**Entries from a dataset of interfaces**
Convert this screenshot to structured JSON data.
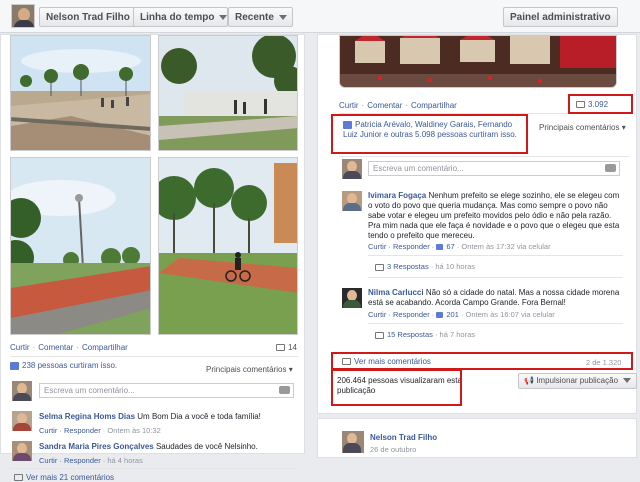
{
  "topbar": {
    "name": "Nelson Trad Filho",
    "timeline": "Linha do tempo",
    "recent": "Recente",
    "admin": "Painel administrativo"
  },
  "left_post": {
    "actions": [
      "Curtir",
      "Comentar",
      "Compartilhar"
    ],
    "comment_count": "14",
    "likes": "238 pessoas curtiram isso.",
    "top_comments": "Principais comentários",
    "comment_placeholder": "Escreva um comentário...",
    "comments": [
      {
        "name": "Selma Regina Homs Dias",
        "text": "Um Bom Dia a você e toda família!",
        "meta_actions": "Curtir · Responder",
        "time": "Ontem às 10:32"
      },
      {
        "name": "Sandra Maria Pires Gonçalves",
        "text": "Saudades de você Nelsinho.",
        "meta_actions": "Curtir · Responder",
        "time": "há 4 horas"
      }
    ],
    "more": "Ver mais 21 comentários"
  },
  "right_post": {
    "actions": [
      "Curtir",
      "Comentar",
      "Compartilhar"
    ],
    "comment_count": "3.092",
    "likes": "Patricia Arévalo, Waldiney Garais, Fernando Luiz Junior e outras 5.098 pessoas curtiram isso.",
    "top_comments": "Principais comentários",
    "comment_placeholder": "Escreva um comentário...",
    "comments": [
      {
        "name": "Ivimara Fogaça",
        "text": "Nenhum prefeito se elege sozinho, ele se elegeu com o voto do povo que queria mudança. Mas como sempre o povo não sabe votar e elegeu um prefeito movidos pelo ódio e não pela razão. Pra mim nada que ele faça é novidade e o povo que o elegeu que esta tendo o prefeito que mereceu.",
        "meta": "Curtir · Responder · ",
        "likes": "67",
        "time": "Ontem às 17:32 via celular",
        "replies": "3 Respostas",
        "replies_time": "há 10 horas"
      },
      {
        "name": "Nilma Carlucci",
        "text": "Não só a cidade do natal. Mas a nossa cidade morena está se acabando. Acorda Campo Grande. Fora Bernal!",
        "meta": "Curtir · Responder · ",
        "likes": "201",
        "time": "Ontem às 16:07 via celular",
        "replies": "15 Respostas",
        "replies_time": "há 7 horas"
      }
    ],
    "more": "Ver mais comentários",
    "pagination": "2 de 1.320",
    "views": "206.464 pessoas visualizaram esta publicação",
    "boost": "Impulsionar publicação"
  },
  "next_post": {
    "name": "Nelson Trad Filho",
    "date": "26 de outubro"
  },
  "colors": {
    "link": "#3b5998",
    "highlight": "#d01a1a"
  }
}
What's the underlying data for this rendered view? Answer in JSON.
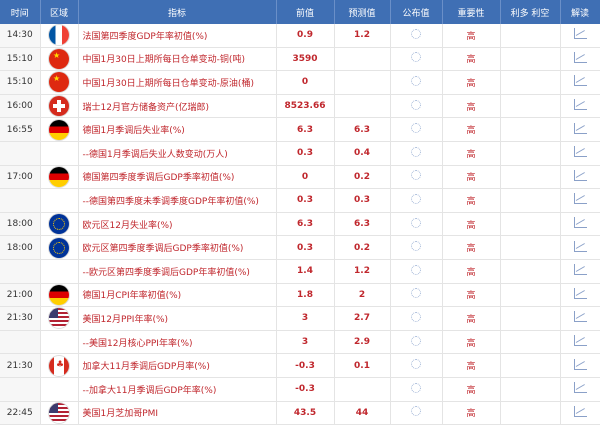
{
  "headers": [
    "时间",
    "区域",
    "指标",
    "前值",
    "预测值",
    "公布值",
    "重要性",
    "利多 利空",
    "解读"
  ],
  "rows": [
    {
      "time": "14:30",
      "flag": "fr",
      "indicator": "法国第四季度GDP年率初值(%)",
      "prev": "0.9",
      "fcst": "1.2",
      "imp": "高"
    },
    {
      "time": "15:10",
      "flag": "cn",
      "indicator": "中国1月30日上期所每日仓单变动-铜(吨)",
      "prev": "3590",
      "fcst": "",
      "imp": "高"
    },
    {
      "time": "15:10",
      "flag": "cn",
      "indicator": "中国1月30日上期所每日仓单变动-原油(桶)",
      "prev": "0",
      "fcst": "",
      "imp": "高"
    },
    {
      "time": "16:00",
      "flag": "ch",
      "indicator": "瑞士12月官方储备资产(亿瑞郎)",
      "prev": "8523.66",
      "fcst": "",
      "imp": "高"
    },
    {
      "time": "16:55",
      "flag": "de",
      "indicator": "德国1月季调后失业率(%)",
      "prev": "6.3",
      "fcst": "6.3",
      "imp": "高"
    },
    {
      "time": "",
      "flag": "",
      "indicator": "--德国1月季调后失业人数变动(万人)",
      "prev": "0.3",
      "fcst": "0.4",
      "imp": "高"
    },
    {
      "time": "17:00",
      "flag": "de",
      "indicator": "德国第四季度季调后GDP季率初值(%)",
      "prev": "0",
      "fcst": "0.2",
      "imp": "高"
    },
    {
      "time": "",
      "flag": "",
      "indicator": "--德国第四季度未季调季度GDP年率初值(%)",
      "prev": "0.3",
      "fcst": "0.3",
      "imp": "高"
    },
    {
      "time": "18:00",
      "flag": "eu",
      "indicator": "欧元区12月失业率(%)",
      "prev": "6.3",
      "fcst": "6.3",
      "imp": "高"
    },
    {
      "time": "18:00",
      "flag": "eu",
      "indicator": "欧元区第四季度季调后GDP季率初值(%)",
      "prev": "0.3",
      "fcst": "0.2",
      "imp": "高"
    },
    {
      "time": "",
      "flag": "",
      "indicator": "--欧元区第四季度季调后GDP年率初值(%)",
      "prev": "1.4",
      "fcst": "1.2",
      "imp": "高"
    },
    {
      "time": "21:00",
      "flag": "de",
      "indicator": "德国1月CPI年率初值(%)",
      "prev": "1.8",
      "fcst": "2",
      "imp": "高"
    },
    {
      "time": "21:30",
      "flag": "us",
      "indicator": "美国12月PPI年率(%)",
      "prev": "3",
      "fcst": "2.7",
      "imp": "高"
    },
    {
      "time": "",
      "flag": "",
      "indicator": "--美国12月核心PPI年率(%)",
      "prev": "3",
      "fcst": "2.9",
      "imp": "高"
    },
    {
      "time": "21:30",
      "flag": "ca",
      "indicator": "加拿大11月季调后GDP月率(%)",
      "prev": "-0.3",
      "fcst": "0.1",
      "imp": "高"
    },
    {
      "time": "",
      "flag": "",
      "indicator": "--加拿大11月季调后GDP年率(%)",
      "prev": "-0.3",
      "fcst": "",
      "imp": "高"
    },
    {
      "time": "22:45",
      "flag": "us",
      "indicator": "美国1月芝加哥PMI",
      "prev": "43.5",
      "fcst": "44",
      "imp": "高"
    }
  ]
}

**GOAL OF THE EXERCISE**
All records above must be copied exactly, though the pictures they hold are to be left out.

**SOLVED PROBLEM**
Convert this screenshot to structured JSON data.
{
  "topbar": {
    "name": "Nelson Trad Filho",
    "timeline": "Linha do tempo",
    "recent": "Recente",
    "admin": "Painel administrativo"
  },
  "left_post": {
    "actions": [
      "Curtir",
      "Comentar",
      "Compartilhar"
    ],
    "comment_count": "14",
    "likes": "238 pessoas curtiram isso.",
    "top_comments": "Principais comentários",
    "comment_placeholder": "Escreva um comentário...",
    "comments": [
      {
        "name": "Selma Regina Homs Dias",
        "text": "Um Bom Dia a você e toda família!",
        "meta_actions": "Curtir · Responder",
        "time": "Ontem às 10:32"
      },
      {
        "name": "Sandra Maria Pires Gonçalves",
        "text": "Saudades de você Nelsinho.",
        "meta_actions": "Curtir · Responder",
        "time": "há 4 horas"
      }
    ],
    "more": "Ver mais 21 comentários"
  },
  "right_post": {
    "actions": [
      "Curtir",
      "Comentar",
      "Compartilhar"
    ],
    "comment_count": "3.092",
    "likes": "Patricia Arévalo, Waldiney Garais, Fernando Luiz Junior e outras 5.098 pessoas curtiram isso.",
    "top_comments": "Principais comentários",
    "comment_placeholder": "Escreva um comentário...",
    "comments": [
      {
        "name": "Ivimara Fogaça",
        "text": "Nenhum prefeito se elege sozinho, ele se elegeu com o voto do povo que queria mudança. Mas como sempre o povo não sabe votar e elegeu um prefeito movidos pelo ódio e não pela razão. Pra mim nada que ele faça é novidade e o povo que o elegeu que esta tendo o prefeito que mereceu.",
        "meta": "Curtir · Responder · ",
        "likes": "67",
        "time": "Ontem às 17:32 via celular",
        "replies": "3 Respostas",
        "replies_time": "há 10 horas"
      },
      {
        "name": "Nilma Carlucci",
        "text": "Não só a cidade do natal. Mas a nossa cidade morena está se acabando. Acorda Campo Grande. Fora Bernal!",
        "meta": "Curtir · Responder · ",
        "likes": "201",
        "time": "Ontem às 16:07 via celular",
        "replies": "15 Respostas",
        "replies_time": "há 7 horas"
      }
    ],
    "more": "Ver mais comentários",
    "pagination": "2 de 1.320",
    "views": "206.464 pessoas visualizaram esta publicação",
    "boost": "Impulsionar publicação"
  },
  "next_post": {
    "name": "Nelson Trad Filho",
    "date": "26 de outubro"
  },
  "colors": {
    "link": "#3b5998",
    "highlight": "#d01a1a"
  }
}
What's the underlying data for this rendered view? Answer in JSON.
{
  "headers": [
    "时间",
    "区域",
    "指标",
    "前值",
    "预测值",
    "公布值",
    "重要性",
    "利多 利空",
    "解读"
  ],
  "rows": [
    {
      "time": "14:30",
      "flag": "fr",
      "indicator": "法国第四季度GDP年率初值(%)",
      "prev": "0.9",
      "fcst": "1.2",
      "imp": "高"
    },
    {
      "time": "15:10",
      "flag": "cn",
      "indicator": "中国1月30日上期所每日仓单变动-铜(吨)",
      "prev": "3590",
      "fcst": "",
      "imp": "高"
    },
    {
      "time": "15:10",
      "flag": "cn",
      "indicator": "中国1月30日上期所每日仓单变动-原油(桶)",
      "prev": "0",
      "fcst": "",
      "imp": "高"
    },
    {
      "time": "16:00",
      "flag": "ch",
      "indicator": "瑞士12月官方储备资产(亿瑞郎)",
      "prev": "8523.66",
      "fcst": "",
      "imp": "高"
    },
    {
      "time": "16:55",
      "flag": "de",
      "indicator": "德国1月季调后失业率(%)",
      "prev": "6.3",
      "fcst": "6.3",
      "imp": "高"
    },
    {
      "time": "",
      "flag": "",
      "indicator": "--德国1月季调后失业人数变动(万人)",
      "prev": "0.3",
      "fcst": "0.4",
      "imp": "高"
    },
    {
      "time": "17:00",
      "flag": "de",
      "indicator": "德国第四季度季调后GDP季率初值(%)",
      "prev": "0",
      "fcst": "0.2",
      "imp": "高"
    },
    {
      "time": "",
      "flag": "",
      "indicator": "--德国第四季度未季调季度GDP年率初值(%)",
      "prev": "0.3",
      "fcst": "0.3",
      "imp": "高"
    },
    {
      "time": "18:00",
      "flag": "eu",
      "indicator": "欧元区12月失业率(%)",
      "prev": "6.3",
      "fcst": "6.3",
      "imp": "高"
    },
    {
      "time": "18:00",
      "flag": "eu",
      "indicator": "欧元区第四季度季调后GDP季率初值(%)",
      "prev": "0.3",
      "fcst": "0.2",
      "imp": "高"
    },
    {
      "time": "",
      "flag": "",
      "indicator": "--欧元区第四季度季调后GDP年率初值(%)",
      "prev": "1.4",
      "fcst": "1.2",
      "imp": "高"
    },
    {
      "time": "21:00",
      "flag": "de",
      "indicator": "德国1月CPI年率初值(%)",
      "prev": "1.8",
      "fcst": "2",
      "imp": "高"
    },
    {
      "time": "21:30",
      "flag": "us",
      "indicator": "美国12月PPI年率(%)",
      "prev": "3",
      "fcst": "2.7",
      "imp": "高"
    },
    {
      "time": "",
      "flag": "",
      "indicator": "--美国12月核心PPI年率(%)",
      "prev": "3",
      "fcst": "2.9",
      "imp": "高"
    },
    {
      "time": "21:30",
      "flag": "ca",
      "indicator": "加拿大11月季调后GDP月率(%)",
      "prev": "-0.3",
      "fcst": "0.1",
      "imp": "高"
    },
    {
      "time": "",
      "flag": "",
      "indicator": "--加拿大11月季调后GDP年率(%)",
      "prev": "-0.3",
      "fcst": "",
      "imp": "高"
    },
    {
      "time": "22:45",
      "flag": "us",
      "indicator": "美国1月芝加哥PMI",
      "prev": "43.5",
      "fcst": "44",
      "imp": "高"
    }
  ]
}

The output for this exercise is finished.